SOURCE RECORDS: Begin

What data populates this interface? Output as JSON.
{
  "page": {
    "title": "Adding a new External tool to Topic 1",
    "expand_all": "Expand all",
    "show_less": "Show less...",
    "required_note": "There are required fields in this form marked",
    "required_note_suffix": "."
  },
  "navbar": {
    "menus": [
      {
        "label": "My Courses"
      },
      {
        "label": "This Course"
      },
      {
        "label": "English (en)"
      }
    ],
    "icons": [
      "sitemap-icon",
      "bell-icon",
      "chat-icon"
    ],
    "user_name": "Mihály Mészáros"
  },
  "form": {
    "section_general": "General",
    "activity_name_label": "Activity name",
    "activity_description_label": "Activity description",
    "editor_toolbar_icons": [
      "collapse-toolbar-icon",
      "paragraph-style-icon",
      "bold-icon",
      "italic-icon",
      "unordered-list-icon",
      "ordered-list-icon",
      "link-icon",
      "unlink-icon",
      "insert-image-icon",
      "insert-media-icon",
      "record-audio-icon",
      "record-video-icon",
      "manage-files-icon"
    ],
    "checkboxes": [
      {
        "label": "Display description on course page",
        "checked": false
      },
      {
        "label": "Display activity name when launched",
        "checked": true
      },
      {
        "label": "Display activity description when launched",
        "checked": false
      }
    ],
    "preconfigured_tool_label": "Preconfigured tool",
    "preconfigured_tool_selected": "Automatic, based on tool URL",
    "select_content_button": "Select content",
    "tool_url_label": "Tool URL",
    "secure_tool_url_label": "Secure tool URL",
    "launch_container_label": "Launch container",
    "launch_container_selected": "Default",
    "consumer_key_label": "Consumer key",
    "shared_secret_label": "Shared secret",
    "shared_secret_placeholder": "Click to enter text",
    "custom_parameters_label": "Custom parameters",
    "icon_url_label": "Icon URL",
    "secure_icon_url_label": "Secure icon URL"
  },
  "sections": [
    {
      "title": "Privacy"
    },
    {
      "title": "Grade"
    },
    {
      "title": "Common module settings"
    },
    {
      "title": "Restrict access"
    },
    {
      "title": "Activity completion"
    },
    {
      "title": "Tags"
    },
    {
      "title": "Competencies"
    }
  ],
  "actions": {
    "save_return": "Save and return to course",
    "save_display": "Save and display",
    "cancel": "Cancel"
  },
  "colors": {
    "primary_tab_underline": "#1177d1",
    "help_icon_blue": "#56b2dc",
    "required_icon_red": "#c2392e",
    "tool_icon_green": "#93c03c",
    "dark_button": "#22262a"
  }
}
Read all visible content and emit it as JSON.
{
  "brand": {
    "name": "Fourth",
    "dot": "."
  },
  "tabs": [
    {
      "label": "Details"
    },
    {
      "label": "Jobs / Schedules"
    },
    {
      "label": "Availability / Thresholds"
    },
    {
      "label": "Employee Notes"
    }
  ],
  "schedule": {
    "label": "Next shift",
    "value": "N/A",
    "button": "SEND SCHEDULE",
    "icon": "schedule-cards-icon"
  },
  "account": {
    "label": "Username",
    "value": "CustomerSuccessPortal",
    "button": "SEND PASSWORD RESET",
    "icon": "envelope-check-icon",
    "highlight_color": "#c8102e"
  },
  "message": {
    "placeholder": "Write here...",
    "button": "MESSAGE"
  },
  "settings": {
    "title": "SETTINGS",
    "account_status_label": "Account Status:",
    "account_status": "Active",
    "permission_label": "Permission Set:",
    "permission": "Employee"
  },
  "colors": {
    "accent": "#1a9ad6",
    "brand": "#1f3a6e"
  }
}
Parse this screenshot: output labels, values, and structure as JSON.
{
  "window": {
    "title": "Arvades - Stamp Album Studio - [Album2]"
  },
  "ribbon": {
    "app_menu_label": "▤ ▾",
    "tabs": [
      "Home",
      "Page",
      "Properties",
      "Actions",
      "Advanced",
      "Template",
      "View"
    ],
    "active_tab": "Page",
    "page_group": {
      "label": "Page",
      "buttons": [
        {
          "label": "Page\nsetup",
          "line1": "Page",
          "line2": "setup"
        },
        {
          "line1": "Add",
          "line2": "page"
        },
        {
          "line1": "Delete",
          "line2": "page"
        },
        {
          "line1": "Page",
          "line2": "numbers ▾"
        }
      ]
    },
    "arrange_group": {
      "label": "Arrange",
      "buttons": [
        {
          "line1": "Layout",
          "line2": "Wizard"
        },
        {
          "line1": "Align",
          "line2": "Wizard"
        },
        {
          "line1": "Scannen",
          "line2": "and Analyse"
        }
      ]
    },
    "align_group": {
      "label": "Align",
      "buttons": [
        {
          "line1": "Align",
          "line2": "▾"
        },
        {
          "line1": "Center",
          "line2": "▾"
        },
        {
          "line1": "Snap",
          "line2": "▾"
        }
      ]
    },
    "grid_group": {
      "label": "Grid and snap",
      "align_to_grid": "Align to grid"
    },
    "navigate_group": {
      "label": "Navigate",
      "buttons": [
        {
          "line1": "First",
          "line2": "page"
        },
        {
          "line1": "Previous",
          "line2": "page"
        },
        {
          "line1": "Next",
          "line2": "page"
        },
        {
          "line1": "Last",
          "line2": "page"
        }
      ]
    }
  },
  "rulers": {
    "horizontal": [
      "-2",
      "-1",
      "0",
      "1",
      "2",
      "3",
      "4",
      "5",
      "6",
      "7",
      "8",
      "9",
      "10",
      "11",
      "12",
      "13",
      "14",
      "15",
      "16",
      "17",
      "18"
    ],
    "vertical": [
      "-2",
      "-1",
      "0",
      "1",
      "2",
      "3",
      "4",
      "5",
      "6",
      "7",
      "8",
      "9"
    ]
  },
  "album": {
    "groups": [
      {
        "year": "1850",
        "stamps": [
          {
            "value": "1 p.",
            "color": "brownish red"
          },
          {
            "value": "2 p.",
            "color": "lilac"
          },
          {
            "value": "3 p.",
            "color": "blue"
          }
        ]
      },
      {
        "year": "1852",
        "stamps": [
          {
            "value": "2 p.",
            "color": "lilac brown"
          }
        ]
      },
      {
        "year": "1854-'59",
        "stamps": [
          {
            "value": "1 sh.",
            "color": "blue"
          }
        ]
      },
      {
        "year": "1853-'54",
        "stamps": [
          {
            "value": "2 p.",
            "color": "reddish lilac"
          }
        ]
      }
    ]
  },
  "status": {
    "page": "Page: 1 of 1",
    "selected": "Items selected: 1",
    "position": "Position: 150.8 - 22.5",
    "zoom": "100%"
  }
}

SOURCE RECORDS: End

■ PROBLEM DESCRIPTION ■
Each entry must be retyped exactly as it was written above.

■ REPLY ■
What data populates this interface? Output as JSON.
{
  "page": {
    "title": "Adding a new External tool to Topic 1",
    "expand_all": "Expand all",
    "show_less": "Show less...",
    "required_note": "There are required fields in this form marked",
    "required_note_suffix": "."
  },
  "navbar": {
    "menus": [
      {
        "label": "My Courses"
      },
      {
        "label": "This Course"
      },
      {
        "label": "English (en)"
      }
    ],
    "icons": [
      "sitemap-icon",
      "bell-icon",
      "chat-icon"
    ],
    "user_name": "Mihály Mészáros"
  },
  "form": {
    "section_general": "General",
    "activity_name_label": "Activity name",
    "activity_description_label": "Activity description",
    "editor_toolbar_icons": [
      "collapse-toolbar-icon",
      "paragraph-style-icon",
      "bold-icon",
      "italic-icon",
      "unordered-list-icon",
      "ordered-list-icon",
      "link-icon",
      "unlink-icon",
      "insert-image-icon",
      "insert-media-icon",
      "record-audio-icon",
      "record-video-icon",
      "manage-files-icon"
    ],
    "checkboxes": [
      {
        "label": "Display description on course page",
        "checked": false
      },
      {
        "label": "Display activity name when launched",
        "checked": true
      },
      {
        "label": "Display activity description when launched",
        "checked": false
      }
    ],
    "preconfigured_tool_label": "Preconfigured tool",
    "preconfigured_tool_selected": "Automatic, based on tool URL",
    "select_content_button": "Select content",
    "tool_url_label": "Tool URL",
    "secure_tool_url_label": "Secure tool URL",
    "launch_container_label": "Launch container",
    "launch_container_selected": "Default",
    "consumer_key_label": "Consumer key",
    "shared_secret_label": "Shared secret",
    "shared_secret_placeholder": "Click to enter text",
    "custom_parameters_label": "Custom parameters",
    "icon_url_label": "Icon URL",
    "secure_icon_url_label": "Secure icon URL"
  },
  "sections": [
    {
      "title": "Privacy"
    },
    {
      "title": "Grade"
    },
    {
      "title": "Common module settings"
    },
    {
      "title": "Restrict access"
    },
    {
      "title": "Activity completion"
    },
    {
      "title": "Tags"
    },
    {
      "title": "Competencies"
    }
  ],
  "actions": {
    "save_return": "Save and return to course",
    "save_display": "Save and display",
    "cancel": "Cancel"
  },
  "colors": {
    "primary_tab_underline": "#1177d1",
    "help_icon_blue": "#56b2dc",
    "required_icon_red": "#c2392e",
    "tool_icon_green": "#93c03c",
    "dark_button": "#22262a"
  }
}
Read all visible content and emit it as JSON.
{
  "brand": {
    "name": "Fourth",
    "dot": "."
  },
  "tabs": [
    {
      "label": "Details"
    },
    {
      "label": "Jobs / Schedules"
    },
    {
      "label": "Availability / Thresholds"
    },
    {
      "label": "Employee Notes"
    }
  ],
  "schedule": {
    "label": "Next shift",
    "value": "N/A",
    "button": "SEND SCHEDULE",
    "icon": "schedule-cards-icon"
  },
  "account": {
    "label": "Username",
    "value": "CustomerSuccessPortal",
    "button": "SEND PASSWORD RESET",
    "icon": "envelope-check-icon",
    "highlight_color": "#c8102e"
  },
  "message": {
    "placeholder": "Write here...",
    "button": "MESSAGE"
  },
  "settings": {
    "title": "SETTINGS",
    "account_status_label": "Account Status:",
    "account_status": "Active",
    "permission_label": "Permission Set:",
    "permission": "Employee"
  },
  "colors": {
    "accent": "#1a9ad6",
    "brand": "#1f3a6e"
  }
}
Parse this screenshot: output labels, values, and structure as JSON.
{
  "window": {
    "title": "Arvades - Stamp Album Studio - [Album2]"
  },
  "ribbon": {
    "app_menu_label": "▤ ▾",
    "tabs": [
      "Home",
      "Page",
      "Properties",
      "Actions",
      "Advanced",
      "Template",
      "View"
    ],
    "active_tab": "Page",
    "page_group": {
      "label": "Page",
      "buttons": [
        {
          "label": "Page\nsetup",
          "line1": "Page",
          "line2": "setup"
        },
        {
          "line1": "Add",
          "line2": "page"
        },
        {
          "line1": "Delete",
          "line2": "page"
        },
        {
          "line1": "Page",
          "line2": "numbers ▾"
        }
      ]
    },
    "arrange_group": {
      "label": "Arrange",
      "buttons": [
        {
          "line1": "Layout",
          "line2": "Wizard"
        },
        {
          "line1": "Align",
          "line2": "Wizard"
        },
        {
          "line1": "Scannen",
          "line2": "and Analyse"
        }
      ]
    },
    "align_group": {
      "label": "Align",
      "buttons": [
        {
          "line1": "Align",
          "line2": "▾"
        },
        {
          "line1": "Center",
          "line2": "▾"
        },
        {
          "line1": "Snap",
          "line2": "▾"
        }
      ]
    },
    "grid_group": {
      "label": "Grid and snap",
      "align_to_grid": "Align to grid"
    },
    "navigate_group": {
      "label": "Navigate",
      "buttons": [
        {
          "line1": "First",
          "line2": "page"
        },
        {
          "line1": "Previous",
          "line2": "page"
        },
        {
          "line1": "Next",
          "line2": "page"
        },
        {
          "line1": "Last",
          "line2": "page"
        }
      ]
    }
  },
  "rulers": {
    "horizontal": [
      "-2",
      "-1",
      "0",
      "1",
      "2",
      "3",
      "4",
      "5",
      "6",
      "7",
      "8",
      "9",
      "10",
      "11",
      "12",
      "13",
      "14",
      "15",
      "16",
      "17",
      "18"
    ],
    "vertical": [
      "-2",
      "-1",
      "0",
      "1",
      "2",
      "3",
      "4",
      "5",
      "6",
      "7",
      "8",
      "9"
    ]
  },
  "album": {
    "groups": [
      {
        "year": "1850",
        "stamps": [
          {
            "value": "1 p.",
            "color": "brownish red"
          },
          {
            "value": "2 p.",
            "color": "lilac"
          },
          {
            "value": "3 p.",
            "color": "blue"
          }
        ]
      },
      {
        "year": "1852",
        "stamps": [
          {
            "value": "2 p.",
            "color": "lilac brown"
          }
        ]
      },
      {
        "year": "1854-'59",
        "stamps": [
          {
            "value": "1 sh.",
            "color": "blue"
          }
        ]
      },
      {
        "year": "1853-'54",
        "stamps": [
          {
            "value": "2 p.",
            "color": "reddish lilac"
          }
        ]
      }
    ]
  },
  "status": {
    "page": "Page: 1 of 1",
    "selected": "Items selected: 1",
    "position": "Position: 150.8 - 22.5",
    "zoom": "100%"
  }
}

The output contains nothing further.